Schools won't phase out NCEA
The two Hamilton schools using Cambridge International Exams (CIE) say they do not plan to follow the Auckland Grammar School example of phasing out NCEA.
Hillcrest High School usually has about 20 students a year studying CIE English and maths while simultaneously doing NCEA courses and principal Kelvin Whiting said he did not see that changing in the near future.
Hamilton Boys' High School principal Susan Hassall said the school had used CIE for about eight years and about a third of year 11 students would participate in it.
But there was no chance of change this year and she was enthusiastic about the balance the "dual pathways" provided.

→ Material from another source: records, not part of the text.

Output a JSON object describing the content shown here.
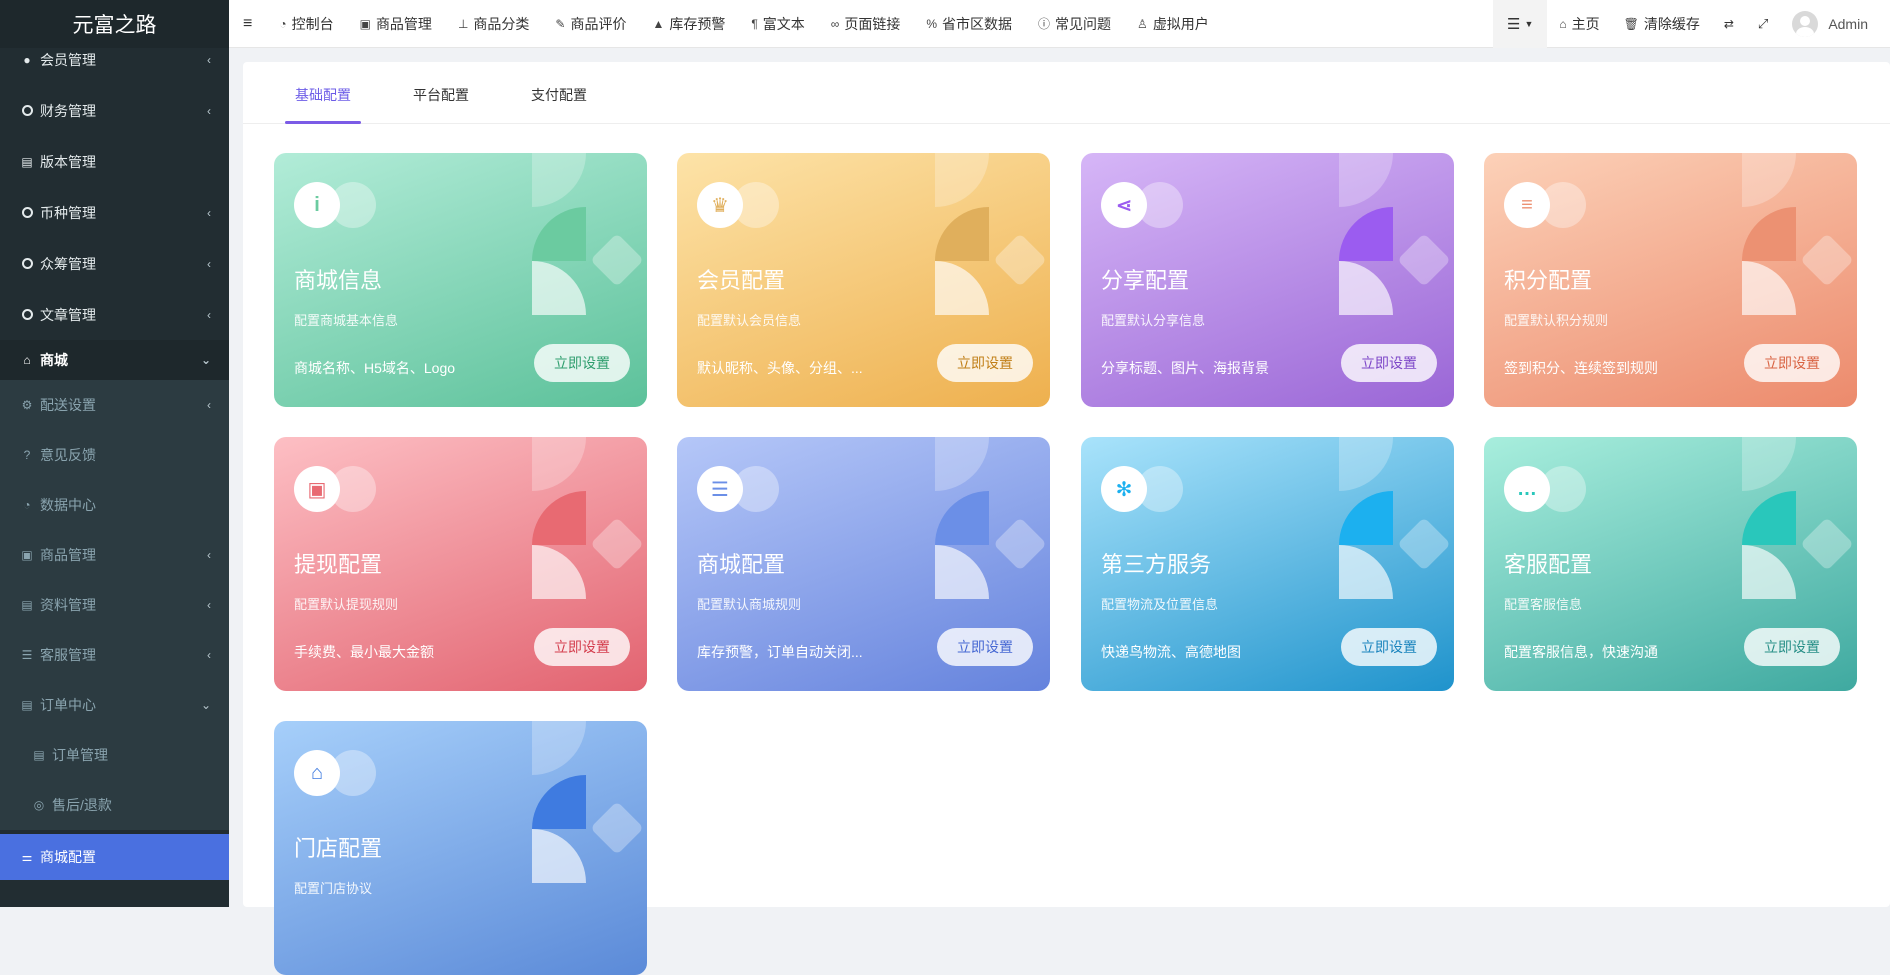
{
  "brand": "元富之路",
  "sidebar": {
    "items": [
      {
        "label": "会员管理",
        "icon": "user-circle-icon",
        "arrow": "‹"
      },
      {
        "label": "财务管理",
        "icon": "circle-icon",
        "arrow": "‹"
      },
      {
        "label": "版本管理",
        "icon": "file-icon",
        "arrow": ""
      },
      {
        "label": "币种管理",
        "icon": "circle-icon",
        "arrow": "‹"
      },
      {
        "label": "众筹管理",
        "icon": "circle-icon",
        "arrow": "‹"
      },
      {
        "label": "文章管理",
        "icon": "circle-icon",
        "arrow": "‹"
      },
      {
        "label": "商城",
        "icon": "home-icon",
        "arrow": "⌄"
      }
    ],
    "sub_items": [
      {
        "label": "配送设置",
        "icon": "gears-icon",
        "arrow": "‹"
      },
      {
        "label": "意见反馈",
        "icon": "question-icon",
        "arrow": ""
      },
      {
        "label": "数据中心",
        "icon": "dashboard-icon",
        "arrow": ""
      },
      {
        "label": "商品管理",
        "icon": "archive-icon",
        "arrow": "‹"
      },
      {
        "label": "资料管理",
        "icon": "file-text-icon",
        "arrow": "‹"
      },
      {
        "label": "客服管理",
        "icon": "list-icon",
        "arrow": "‹"
      },
      {
        "label": "订单中心",
        "icon": "file-icon",
        "arrow": "⌄"
      }
    ],
    "deep_items": [
      {
        "label": "订单管理",
        "icon": "file-text-icon"
      },
      {
        "label": "售后/退款",
        "icon": "eye-icon"
      }
    ],
    "selected": {
      "label": "商城配置",
      "icon": "sliders-icon"
    }
  },
  "topnav": [
    {
      "label": "控制台",
      "icon": "dashboard-icon"
    },
    {
      "label": "商品管理",
      "icon": "archive-icon"
    },
    {
      "label": "商品分类",
      "icon": "sitemap-icon"
    },
    {
      "label": "商品评价",
      "icon": "edit-icon"
    },
    {
      "label": "库存预警",
      "icon": "warning-icon"
    },
    {
      "label": "富文本",
      "icon": "rich-text-icon"
    },
    {
      "label": "页面链接",
      "icon": "link-icon"
    },
    {
      "label": "省市区数据",
      "icon": "percent-icon"
    },
    {
      "label": "常见问题",
      "icon": "info-icon"
    },
    {
      "label": "虚拟用户",
      "icon": "user-icon"
    }
  ],
  "topright": {
    "home": "主页",
    "clear_cache": "清除缓存",
    "user": "Admin"
  },
  "tabs": [
    "基础配置",
    "平台配置",
    "支付配置"
  ],
  "cards": [
    {
      "title": "商城信息",
      "desc": "配置商城基本信息",
      "foot": "商城名称、H5域名、Logo",
      "btn": "立即设置",
      "icon": "info-icon",
      "glyph": "i",
      "from": "#b2ecd8",
      "to": "#5cc19a",
      "accent": "#6bcba0",
      "btn_color": "#2f9e6e"
    },
    {
      "title": "会员配置",
      "desc": "配置默认会员信息",
      "foot": "默认昵称、头像、分组、...",
      "btn": "立即设置",
      "icon": "crown-icon",
      "glyph": "♛",
      "from": "#fde3a8",
      "to": "#eeb04e",
      "accent": "#e0af5c",
      "btn_color": "#c17f17"
    },
    {
      "title": "分享配置",
      "desc": "配置默认分享信息",
      "foot": "分享标题、图片、海报背景",
      "btn": "立即设置",
      "icon": "share-icon",
      "glyph": "⋖",
      "from": "#d6b6f7",
      "to": "#9a66d6",
      "accent": "#9b5cf0",
      "btn_color": "#7d47c8"
    },
    {
      "title": "积分配置",
      "desc": "配置默认积分规则",
      "foot": "签到积分、连续签到规则",
      "btn": "立即设置",
      "icon": "coins-icon",
      "glyph": "≡",
      "from": "#fcd1b8",
      "to": "#ec8a6c",
      "accent": "#ec9172",
      "btn_color": "#d96443"
    },
    {
      "title": "提现配置",
      "desc": "配置默认提现规则",
      "foot": "手续费、最小最大金额",
      "btn": "立即设置",
      "icon": "wallet-icon",
      "glyph": "▣",
      "from": "#fdbfc4",
      "to": "#e26370",
      "accent": "#e86a72",
      "btn_color": "#d43d4d"
    },
    {
      "title": "商城配置",
      "desc": "配置默认商城规则",
      "foot": "库存预警，订单自动关闭...",
      "btn": "立即设置",
      "icon": "clipboard-icon",
      "glyph": "☰",
      "from": "#b5c7f8",
      "to": "#6583dd",
      "accent": "#6b8fe7",
      "btn_color": "#4668d3"
    },
    {
      "title": "第三方服务",
      "desc": "配置物流及位置信息",
      "foot": "快递鸟物流、高德地图",
      "btn": "立即设置",
      "icon": "atom-icon",
      "glyph": "✻",
      "from": "#a9e3fb",
      "to": "#1f93cc",
      "accent": "#1cb0ef",
      "btn_color": "#1a84bd"
    },
    {
      "title": "客服配置",
      "desc": "配置客服信息",
      "foot": "配置客服信息，快速沟通",
      "btn": "立即设置",
      "icon": "chat-icon",
      "glyph": "…",
      "from": "#a8eedd",
      "to": "#3fa9a0",
      "accent": "#29c7bb",
      "btn_color": "#278f87"
    },
    {
      "title": "门店配置",
      "desc": "配置门店协议",
      "foot": "",
      "btn": "",
      "icon": "store-icon",
      "glyph": "⌂",
      "from": "#a6cffa",
      "to": "#5b8ad8",
      "accent": "#3f7be0",
      "btn_color": "#3768c5"
    }
  ]
}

"I personally think Cambridge exams offer very effective additional programmes; especially, but not only, for able students it provides a more rigorous programme in year 11 for those who want to be extended," Ms Hassall said.
"It complements NCEA very well and gives students a genuine breadth of knowledge."
CIE is exam-based and students receive a percentage mark at the end of the year, whereas NCEA incorporates internal assessments as students accumulate credits to pass courses.
Mr Whiting said the structure of NCEA allowed for "multi-level" learning, meaning a year 10 and a year 12 student could gain the same credits and courses could be tailored to reflect the individual learning needs of the pupils.
In the past NCEA has been criticised for not pushing students because someone who scraped through could get the same number of credits as someone who got 100 per cent.
But both principals said having two assessment systems allowed them to be flexible in catering to their students' needs, which was the important thing.
Although he admitted NCEA was not perfect, Mr Whiting was enthusiastic about the newly established Course Endorsements at merit and excellence level which aimed to challenge students by giving them an overall grade for specific courses as well as individual grades for each standard within those courses.
Auckland Grammar's controversial move came as a study was released which criticised the teaching of NCEA science for taking a "surface approach".
Victoria University graduate Dr Azra Moeed said science investigations under NCEA were more about learning the steps to follow rather than students knowing why they were following the steps.
Meanwhile, the Auckland Grammar decision to have only 10 per cent of year 11 students studying NCEA has provoked angry responses from PPTA president Kate Gainsford and Labour's associate education spokesperson Kelvin Davis who said it showed Education Minster Anne Tolley's lack of faith in the system.
The school met ministry officials yesterday to discuss the situation.